Stop worrying so much about who other people want you to be and spend more time figuring out who you want to be! It’s such a cliché it’s almost laughable, but once I left home for college, I quickly realized how little I understood my own tastes and values. I wish I’d have stepped up and been more independent; that I’d taken more initiative in shaping my day-to-day life instead of just following others’ directions. High school Spencer fought against the pull of his creative interests for so long that he missed major opportunities to develop his craft and grow as an artist. Even worse, he felt such constant pressure to be the best at everything that he was afraid to show vulnerability and didn’t learn how to form meaningful relationships. He tried so hard to impress everyone that he never let anyone meet the real him, himself included.

On a lighter (but potentially deeply metaphorical) note, I cringe thinking back to every single piece of clothing I wore in high school. When I’d go to the mall, I honestly couldn’t identify what clothes I liked, so I had no idea how to shop for myself. More likely, I was afraid to have a personal taste. When I finally made it to college and had to form my own community and make my own decisions, I discovered just how much catching up I had to do: I didn’t know who I was, and I had to figure it out quickly. Our personal values are not anyone else’s values, and we should each embrace them sooner.

4) How did you choose Cornell for undergrad?

My journey to Cornell may well be a matter of my having chosen the right school for the wrong reasons, as I was still in the process of deciding what direction I wanted to take with my life. I’d always been pulled between my conflicting loves for the arts and sciences, and spent a lot of time and energy in high school preparing for a career in architecture, which I thought would be a reasonable combination of the two. I had always been made to understand that my artistic pursuits (not only directing, but also performing and creating visual art) made for fun hobbies but were not acceptable career paths. Two of the very best architecture programs in the country are at Carnegie Mellon and Cornell, and since CMU is located in my hometown of Pittsburgh, Pennsylvania, I decided to apply to Cornell Early Decision to immerse myself in a new community.
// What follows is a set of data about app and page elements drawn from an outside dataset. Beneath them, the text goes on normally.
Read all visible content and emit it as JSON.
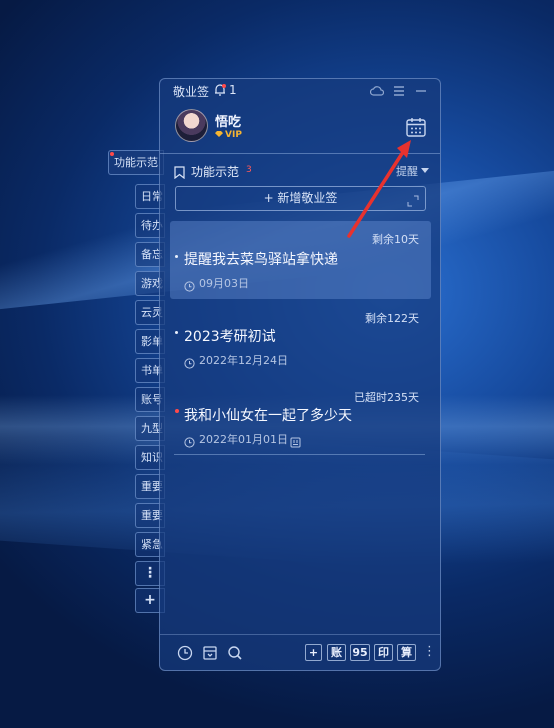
{
  "app": {
    "name": "敬业签",
    "notification_count": "1"
  },
  "user": {
    "name": "悟吃",
    "badge": "VIP"
  },
  "category": {
    "name": "功能示范",
    "count": "3",
    "sort_label": "提醒"
  },
  "add_button_label": "+ 新增敬业签",
  "side_tabs": [
    {
      "label": "功能示范"
    },
    {
      "label": "日常"
    },
    {
      "label": "待办"
    },
    {
      "label": "备忘"
    },
    {
      "label": "游戏"
    },
    {
      "label": "云灵"
    },
    {
      "label": "影单"
    },
    {
      "label": "书单"
    },
    {
      "label": "账号"
    },
    {
      "label": "九型"
    },
    {
      "label": "知识"
    },
    {
      "label": "重要"
    },
    {
      "label": "重要"
    },
    {
      "label": "紧急"
    },
    {
      "label": "⋮"
    },
    {
      "label": "+"
    }
  ],
  "notes": [
    {
      "remain": "剩余10天",
      "title": "提醒我去菜鸟驿站拿快递",
      "date": "09月03日"
    },
    {
      "remain": "剩余122天",
      "title": "2023考研初试",
      "date": "2022年12月24日"
    },
    {
      "remain": "已超时235天",
      "title": "我和小仙女在一起了多少天",
      "date": "2022年01月01日"
    }
  ],
  "footer_buttons": {
    "add": "+",
    "account": "账",
    "number": "95",
    "print": "印",
    "calc": "算"
  },
  "colors": {
    "accent_red": "#ff4a4a",
    "vip_gold": "#f5b431",
    "arrow_red": "#e8322e"
  }
}
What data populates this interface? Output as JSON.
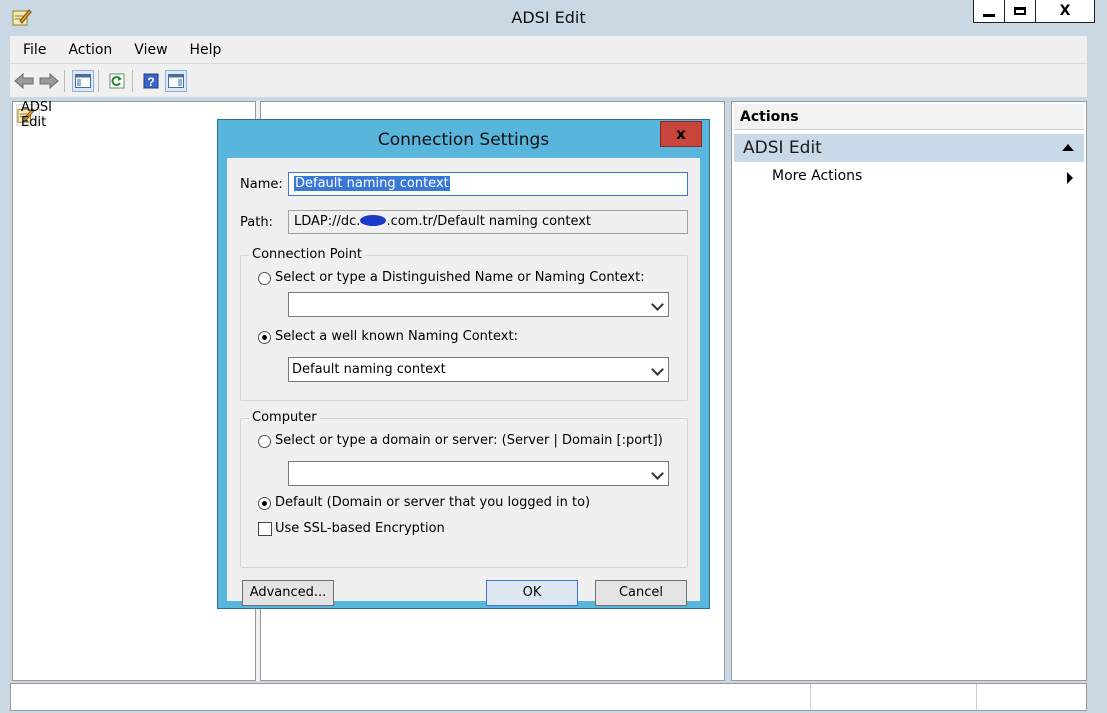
{
  "window": {
    "title": "ADSI Edit",
    "icon": "adsi-edit-icon",
    "controls": {
      "minimize": "minimize-icon",
      "maximize": "maximize-icon",
      "close_label": "X"
    }
  },
  "menubar": {
    "items": [
      "File",
      "Action",
      "View",
      "Help"
    ]
  },
  "toolbar": {
    "buttons": [
      "back-arrow-icon",
      "forward-arrow-icon",
      "show-hide-console-tree-icon",
      "refresh-icon",
      "help-icon",
      "show-hide-action-pane-icon"
    ]
  },
  "tree": {
    "root_label": "ADSI Edit"
  },
  "actions": {
    "header": "Actions",
    "group": "ADSI Edit",
    "items": [
      {
        "label": "More Actions"
      }
    ]
  },
  "dialog": {
    "title": "Connection Settings",
    "close_label": "x",
    "name_label": "Name:",
    "name_value": "Default naming context",
    "path_label": "Path:",
    "path_prefix": "LDAP://dc.",
    "path_suffix": ".com.tr/Default naming context",
    "connection_point": {
      "legend": "Connection Point",
      "option_dn": "Select or type a Distinguished Name or Naming Context:",
      "dn_value": "",
      "option_wellknown": "Select a well known Naming Context:",
      "wellknown_value": "Default naming context",
      "selected": "wellknown"
    },
    "computer": {
      "legend": "Computer",
      "option_server": "Select or type a domain or server: (Server | Domain [:port])",
      "server_value": "",
      "option_default": "Default (Domain or server that you logged in to)",
      "selected": "default",
      "ssl_label": "Use SSL-based Encryption",
      "ssl_checked": false
    },
    "buttons": {
      "advanced": "Advanced...",
      "ok": "OK",
      "cancel": "Cancel"
    }
  }
}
When my mother and I visited the campus in Ithaca, I fell absolutely in love. I was especially excited by Risley Hall, a Program House for the creative and performing arts set in a red castle filled with decades of murals, a student-run theater, and a dining hall reminiscent of Hogwarts’ Great Hall. I felt at home there in a profound way, and knew I could really come into myself in that community. My mom took notice. We also visited the theatre department and got a taste for the exciting work they were making. Finally, we toured the architecture school, where we were informed that the course load is so intense that the students often sleep in the studio at their work tables. There’s very little time for anything but architecture, news which killed my dreams of continuing to pursue theatre as an extracurricular. On the long car ride home to Pittsburgh, my mom surprised me by going back on years of advice and urging me to study theatre and not architecture. It was a big moment for both of us. The deadline was fast approaching when I abandoned my architecture portfolio and applied instead as a theatre major to the one school I’d already decided was perfect for me. I was accepted, so Cornell was the only school I ever applied to. Looking back, I often wonder what would have happened if I had scrapped my Early Decision plans and applied to Yale or Columbia, but I ultimately have zero doubt that Cornell was the right choice for me, as I was afforded opportunities there that I would never have received elsewhere.